■ What to work on
In the copy, include no pictures. Reproduce the rest of the entries exactly.

Dataset rows describing interfaces:
##########
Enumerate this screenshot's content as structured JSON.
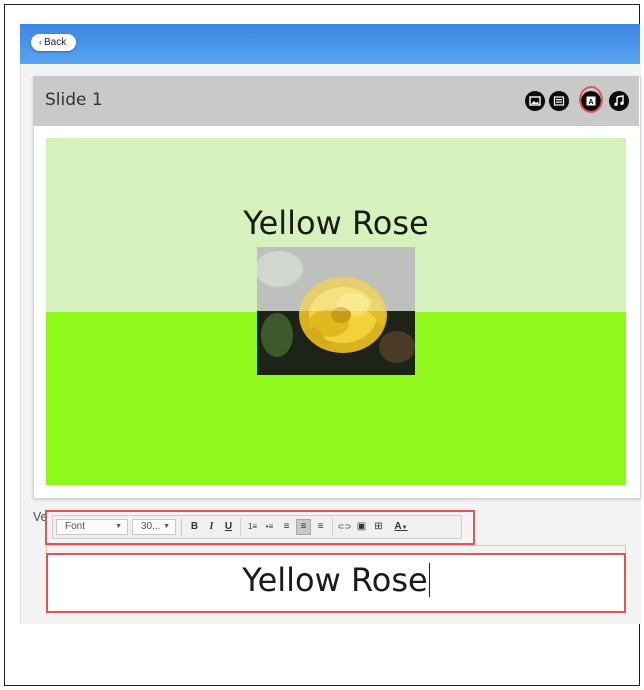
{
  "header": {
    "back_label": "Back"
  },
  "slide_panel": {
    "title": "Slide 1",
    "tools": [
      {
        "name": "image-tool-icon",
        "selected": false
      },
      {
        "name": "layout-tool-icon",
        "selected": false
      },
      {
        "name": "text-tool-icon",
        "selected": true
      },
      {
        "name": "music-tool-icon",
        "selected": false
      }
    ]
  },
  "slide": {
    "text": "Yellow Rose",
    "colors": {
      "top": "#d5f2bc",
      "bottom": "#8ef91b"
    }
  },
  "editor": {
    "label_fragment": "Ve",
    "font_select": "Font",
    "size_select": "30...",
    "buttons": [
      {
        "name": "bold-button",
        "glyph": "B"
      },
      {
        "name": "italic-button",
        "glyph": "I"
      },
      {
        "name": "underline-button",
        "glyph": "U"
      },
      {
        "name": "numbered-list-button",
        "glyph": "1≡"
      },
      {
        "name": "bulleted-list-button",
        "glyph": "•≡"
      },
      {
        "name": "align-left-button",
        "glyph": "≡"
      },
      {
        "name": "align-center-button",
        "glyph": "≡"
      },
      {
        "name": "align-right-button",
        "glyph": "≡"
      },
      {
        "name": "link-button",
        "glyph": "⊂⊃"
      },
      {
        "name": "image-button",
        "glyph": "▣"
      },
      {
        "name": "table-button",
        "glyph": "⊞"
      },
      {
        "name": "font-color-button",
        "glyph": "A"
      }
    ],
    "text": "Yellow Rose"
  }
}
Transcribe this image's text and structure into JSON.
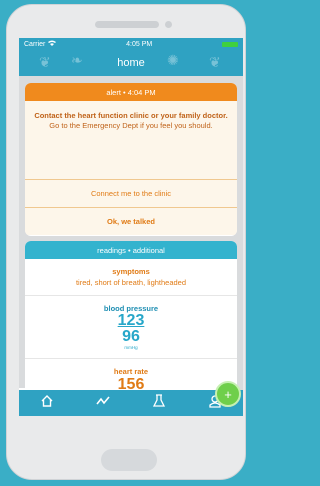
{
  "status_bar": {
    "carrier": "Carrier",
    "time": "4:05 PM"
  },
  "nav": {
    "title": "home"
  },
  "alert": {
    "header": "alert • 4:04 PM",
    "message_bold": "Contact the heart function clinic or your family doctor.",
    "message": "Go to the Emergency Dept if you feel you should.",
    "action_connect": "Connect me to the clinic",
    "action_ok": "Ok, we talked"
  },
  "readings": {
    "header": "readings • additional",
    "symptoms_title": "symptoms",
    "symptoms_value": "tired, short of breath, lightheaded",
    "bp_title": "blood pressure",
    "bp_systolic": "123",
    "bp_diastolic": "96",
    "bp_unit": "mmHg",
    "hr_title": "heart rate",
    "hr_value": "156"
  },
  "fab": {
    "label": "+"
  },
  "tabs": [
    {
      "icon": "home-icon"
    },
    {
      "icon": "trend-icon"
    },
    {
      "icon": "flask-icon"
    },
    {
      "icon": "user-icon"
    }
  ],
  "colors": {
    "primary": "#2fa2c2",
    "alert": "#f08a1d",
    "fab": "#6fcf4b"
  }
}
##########
■ Final answer
Enumerate this screenshot's content as structured JSON.
{
  "header": {
    "back_label": "Back"
  },
  "slide_panel": {
    "title": "Slide 1",
    "tools": [
      {
        "name": "image-tool-icon",
        "selected": false
      },
      {
        "name": "layout-tool-icon",
        "selected": false
      },
      {
        "name": "text-tool-icon",
        "selected": true
      },
      {
        "name": "music-tool-icon",
        "selected": false
      }
    ]
  },
  "slide": {
    "text": "Yellow Rose",
    "colors": {
      "top": "#d5f2bc",
      "bottom": "#8ef91b"
    }
  },
  "editor": {
    "label_fragment": "Ve",
    "font_select": "Font",
    "size_select": "30...",
    "buttons": [
      {
        "name": "bold-button",
        "glyph": "B"
      },
      {
        "name": "italic-button",
        "glyph": "I"
      },
      {
        "name": "underline-button",
        "glyph": "U"
      },
      {
        "name": "numbered-list-button",
        "glyph": "1≡"
      },
      {
        "name": "bulleted-list-button",
        "glyph": "•≡"
      },
      {
        "name": "align-left-button",
        "glyph": "≡"
      },
      {
        "name": "align-center-button",
        "glyph": "≡"
      },
      {
        "name": "align-right-button",
        "glyph": "≡"
      },
      {
        "name": "link-button",
        "glyph": "⊂⊃"
      },
      {
        "name": "image-button",
        "glyph": "▣"
      },
      {
        "name": "table-button",
        "glyph": "⊞"
      },
      {
        "name": "font-color-button",
        "glyph": "A"
      }
    ],
    "text": "Yellow Rose"
  }
}
Transcribe this image's text and structure into JSON.
{
  "status_bar": {
    "carrier": "Carrier",
    "time": "4:05 PM"
  },
  "nav": {
    "title": "home"
  },
  "alert": {
    "header": "alert • 4:04 PM",
    "message_bold": "Contact the heart function clinic or your family doctor.",
    "message": "Go to the Emergency Dept if you feel you should.",
    "action_connect": "Connect me to the clinic",
    "action_ok": "Ok, we talked"
  },
  "readings": {
    "header": "readings • additional",
    "symptoms_title": "symptoms",
    "symptoms_value": "tired, short of breath, lightheaded",
    "bp_title": "blood pressure",
    "bp_systolic": "123",
    "bp_diastolic": "96",
    "bp_unit": "mmHg",
    "hr_title": "heart rate",
    "hr_value": "156"
  },
  "fab": {
    "label": "+"
  },
  "tabs": [
    {
      "icon": "home-icon"
    },
    {
      "icon": "trend-icon"
    },
    {
      "icon": "flask-icon"
    },
    {
      "icon": "user-icon"
    }
  ],
  "colors": {
    "primary": "#2fa2c2",
    "alert": "#f08a1d",
    "fab": "#6fcf4b"
  }
}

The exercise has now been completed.